75 Percent of Banks Concentrate on Sales Over Customer Service say Efma and Misys
- 24.11.2015 00:00 am
Banks continue to face challenges when driving customer sales and acquisition via digital channels – according to new global retail banking study published today by Misys and Efma. Read the full report and infographic here.
The majority of banks (87%) perform less than ten percent of sales via digital and for one in five banks, this figure falls to less than one percent of sales.

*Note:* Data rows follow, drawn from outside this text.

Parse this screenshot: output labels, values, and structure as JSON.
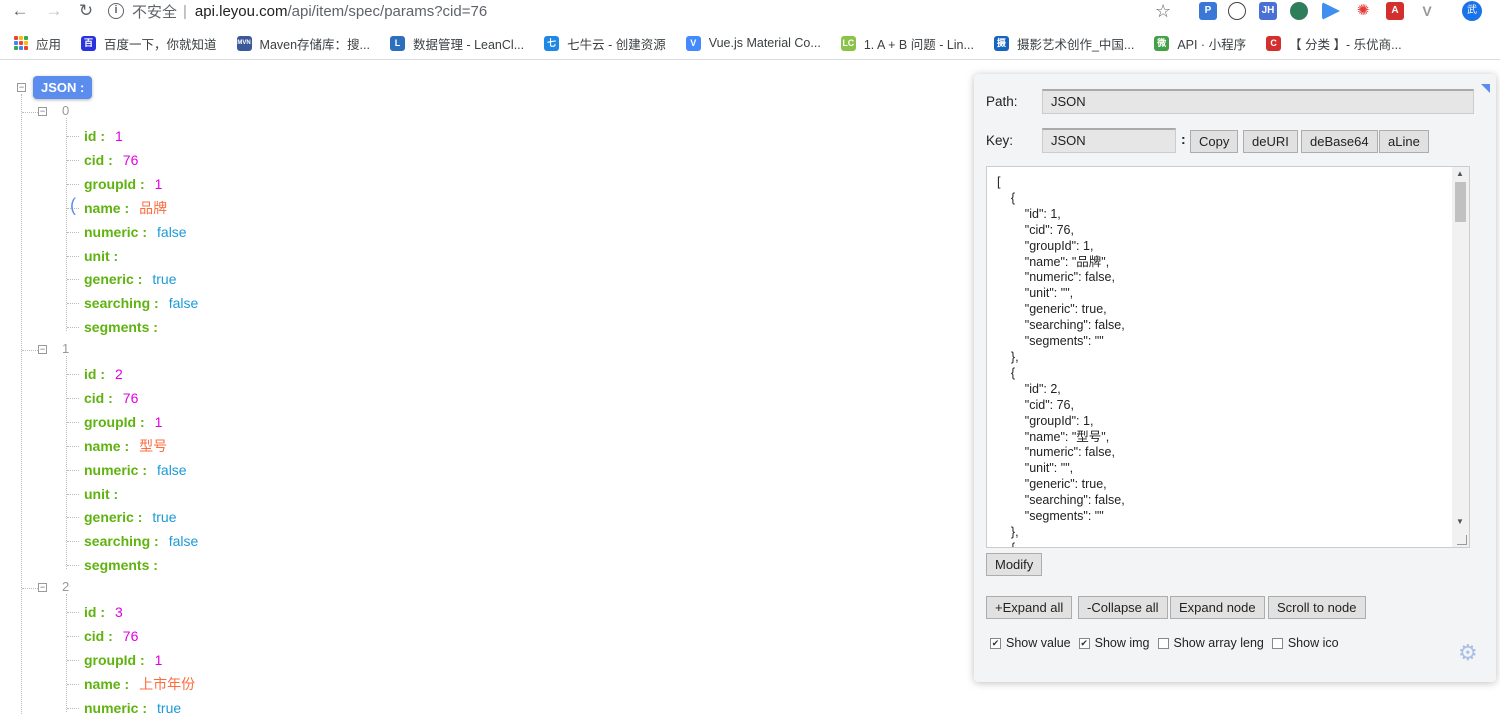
{
  "browser": {
    "insecure_label": "不安全",
    "url_host": "api.leyou.com",
    "url_path": "/api/item/spec/params?cid=76",
    "avatar_text": "武"
  },
  "bookmarks": [
    {
      "label": "应用",
      "icon": "apps-grid-icon"
    },
    {
      "label": "百度一下，你就知道",
      "icon": "baidu-icon",
      "color": "#2932e1",
      "glyph": "百"
    },
    {
      "label": "Maven存储库：搜...",
      "icon": "maven-icon",
      "color": "#3b5998",
      "glyph": "MVN"
    },
    {
      "label": "数据管理 - LeanCl...",
      "icon": "leancloud-icon",
      "color": "#2c6fbf",
      "glyph": "L"
    },
    {
      "label": "七牛云 - 创建资源",
      "icon": "qiniu-icon",
      "color": "#1e88e5",
      "glyph": "七"
    },
    {
      "label": "Vue.js Material Co...",
      "icon": "vue-material-icon",
      "color": "#448aff",
      "glyph": "V"
    },
    {
      "label": "1. A + B 问题 - Lin...",
      "icon": "lintcode-icon",
      "color": "#8bc34a",
      "glyph": "LC"
    },
    {
      "label": "摄影艺术创作_中国...",
      "icon": "photo-icon",
      "color": "#1565c0",
      "glyph": "摄"
    },
    {
      "label": "API · 小程序",
      "icon": "wechat-icon",
      "color": "#43a047",
      "glyph": "微"
    },
    {
      "label": "【 分类 】- 乐优商...",
      "icon": "leyou-icon",
      "color": "#d32f2f",
      "glyph": "C"
    }
  ],
  "tree": {
    "root_label": "JSON :",
    "groups": [
      {
        "index": "0",
        "items": [
          {
            "key": "id :",
            "value": "1",
            "type": "num"
          },
          {
            "key": "cid :",
            "value": "76",
            "type": "num"
          },
          {
            "key": "groupId :",
            "value": "1",
            "type": "num"
          },
          {
            "key": "name :",
            "value": "品牌",
            "type": "str"
          },
          {
            "key": "numeric :",
            "value": "false",
            "type": "bool"
          },
          {
            "key": "unit :",
            "value": "",
            "type": "str"
          },
          {
            "key": "generic :",
            "value": "true",
            "type": "bool"
          },
          {
            "key": "searching :",
            "value": "false",
            "type": "bool"
          },
          {
            "key": "segments :",
            "value": "",
            "type": "str"
          }
        ]
      },
      {
        "index": "1",
        "items": [
          {
            "key": "id :",
            "value": "2",
            "type": "num"
          },
          {
            "key": "cid :",
            "value": "76",
            "type": "num"
          },
          {
            "key": "groupId :",
            "value": "1",
            "type": "num"
          },
          {
            "key": "name :",
            "value": "型号",
            "type": "str"
          },
          {
            "key": "numeric :",
            "value": "false",
            "type": "bool"
          },
          {
            "key": "unit :",
            "value": "",
            "type": "str"
          },
          {
            "key": "generic :",
            "value": "true",
            "type": "bool"
          },
          {
            "key": "searching :",
            "value": "false",
            "type": "bool"
          },
          {
            "key": "segments :",
            "value": "",
            "type": "str"
          }
        ]
      },
      {
        "index": "2",
        "items": [
          {
            "key": "id :",
            "value": "3",
            "type": "num"
          },
          {
            "key": "cid :",
            "value": "76",
            "type": "num"
          },
          {
            "key": "groupId :",
            "value": "1",
            "type": "num"
          },
          {
            "key": "name :",
            "value": "上市年份",
            "type": "str"
          },
          {
            "key": "numeric :",
            "value": "true",
            "type": "bool"
          }
        ]
      }
    ]
  },
  "panel": {
    "path_label": "Path:",
    "path_value": "JSON",
    "key_label": "Key:",
    "key_value": "JSON",
    "colon": ":",
    "buttons": {
      "copy": "Copy",
      "deuri": "deURI",
      "debase64": "deBase64",
      "aline": "aLine",
      "modify": "Modify",
      "expand_all": "+Expand all",
      "collapse_all": "-Collapse all",
      "expand_node": "Expand node",
      "scroll_to_node": "Scroll to node"
    },
    "json_text": "[\n    {\n        \"id\": 1,\n        \"cid\": 76,\n        \"groupId\": 1,\n        \"name\": \"品牌\",\n        \"numeric\": false,\n        \"unit\": \"\",\n        \"generic\": true,\n        \"searching\": false,\n        \"segments\": \"\"\n    },\n    {\n        \"id\": 2,\n        \"cid\": 76,\n        \"groupId\": 1,\n        \"name\": \"型号\",\n        \"numeric\": false,\n        \"unit\": \"\",\n        \"generic\": true,\n        \"searching\": false,\n        \"segments\": \"\"\n    },\n    {",
    "checkboxes": [
      {
        "label": "Show value",
        "checked": true
      },
      {
        "label": "Show img",
        "checked": true
      },
      {
        "label": "Show array leng",
        "checked": false
      },
      {
        "label": "Show ico",
        "checked": false
      }
    ]
  }
}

In addition, only 12 percent of customer acquisition is conducted via digital channels, proving banks are failing to fully exploit online and mobile to engage customers. 40 percent of new customer acquisition is still conducted via the branch, according to the research.
Globally, banks forecast that sales via digital channels will jump from 13 per cent on average today up to 75 percent in three years’ time. However, banks must overcome the biggest barriers to customer driven sales to achieve this significant migration to digital channels. 39 percent of banks cite culture and 26 percent blame technology barriers on their failure to achieve greater digital sales.

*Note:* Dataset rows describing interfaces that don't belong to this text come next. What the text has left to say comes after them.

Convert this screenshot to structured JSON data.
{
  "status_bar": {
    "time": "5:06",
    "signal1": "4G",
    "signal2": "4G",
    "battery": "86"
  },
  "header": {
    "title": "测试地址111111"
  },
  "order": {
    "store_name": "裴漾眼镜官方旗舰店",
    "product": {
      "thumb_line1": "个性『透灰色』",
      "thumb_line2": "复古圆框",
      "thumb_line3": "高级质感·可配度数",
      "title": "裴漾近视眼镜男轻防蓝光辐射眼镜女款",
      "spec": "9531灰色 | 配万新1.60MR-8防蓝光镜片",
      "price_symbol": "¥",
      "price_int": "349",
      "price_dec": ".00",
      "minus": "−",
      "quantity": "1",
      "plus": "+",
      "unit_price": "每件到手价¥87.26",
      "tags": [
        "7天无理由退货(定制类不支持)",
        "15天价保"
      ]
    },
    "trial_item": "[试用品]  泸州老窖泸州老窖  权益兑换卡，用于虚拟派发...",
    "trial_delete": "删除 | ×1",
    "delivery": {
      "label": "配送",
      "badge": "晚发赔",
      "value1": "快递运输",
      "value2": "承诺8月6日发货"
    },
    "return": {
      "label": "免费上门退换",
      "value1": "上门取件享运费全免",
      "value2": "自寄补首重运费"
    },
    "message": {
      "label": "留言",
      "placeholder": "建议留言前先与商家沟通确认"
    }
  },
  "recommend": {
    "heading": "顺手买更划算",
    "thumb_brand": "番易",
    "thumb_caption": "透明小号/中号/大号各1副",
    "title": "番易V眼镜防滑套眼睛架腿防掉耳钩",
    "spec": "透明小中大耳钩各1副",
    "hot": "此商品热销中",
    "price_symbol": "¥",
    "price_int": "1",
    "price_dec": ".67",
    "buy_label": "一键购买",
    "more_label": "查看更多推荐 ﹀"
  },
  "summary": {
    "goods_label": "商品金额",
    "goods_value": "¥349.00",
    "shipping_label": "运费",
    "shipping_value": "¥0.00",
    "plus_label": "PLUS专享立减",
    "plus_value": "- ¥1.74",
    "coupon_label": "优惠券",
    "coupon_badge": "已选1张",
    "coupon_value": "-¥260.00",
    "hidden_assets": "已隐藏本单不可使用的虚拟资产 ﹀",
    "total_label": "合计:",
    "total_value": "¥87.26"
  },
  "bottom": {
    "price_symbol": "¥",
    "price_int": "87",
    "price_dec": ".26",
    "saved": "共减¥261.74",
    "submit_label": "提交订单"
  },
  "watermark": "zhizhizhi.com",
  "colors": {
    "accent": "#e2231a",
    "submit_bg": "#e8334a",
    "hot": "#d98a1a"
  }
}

Vincent Bastid, CEO, Efma, said: “The ambitious plans to drive the majority of sales via digital channels are unachievable in the current technology environment. Banks must develop a strategic link between digital channels and their ability to support customer experiences that – crucially – result in sales outcomes. Those banks that flourish will be customer-focused institutions, founded on core software and systems that can deliver better customer experiences as well as increase sales, all via an omni-channel approach.”
Core banking systems are the number one technology challenge, with 61 percent stating they are a barrier to optimising sales performance. Indeed, a third of banks view core systems as incapable of meeting the demands of the sales process, with 12 percent referring to their banks’ core system as ‘highly incapable’. Examining the business impact of technology issues facing sales teams, slow time to market with new products and services is causing the most pain. Banks are also frustrated by an inability to create customer-driven, personal products and services.
Mark Yamin-Ali, Retail Banking Solution Lead, Misys, commented: “Banks can leverage new technologies in more sophisticated ways that not only enhance customer-relevant interactions but also drive bottom line impact. The real issue here is core banking – banks which focus only on digital to achieve customer-centricity will have a beautiful shop window, with outdated stock. Customer-centricity must be from channels to the core. And only with core modernisation, can banks reap the full benefits of digital innovation.”
In spite of the lack of progress achieved, 48 percent of respondents believe ‘customer centricity’ is an overused term. Moreover, 75 percent state that banks have not concentrated efforts on improving customer services in recent years and remain focused on sales specific activities.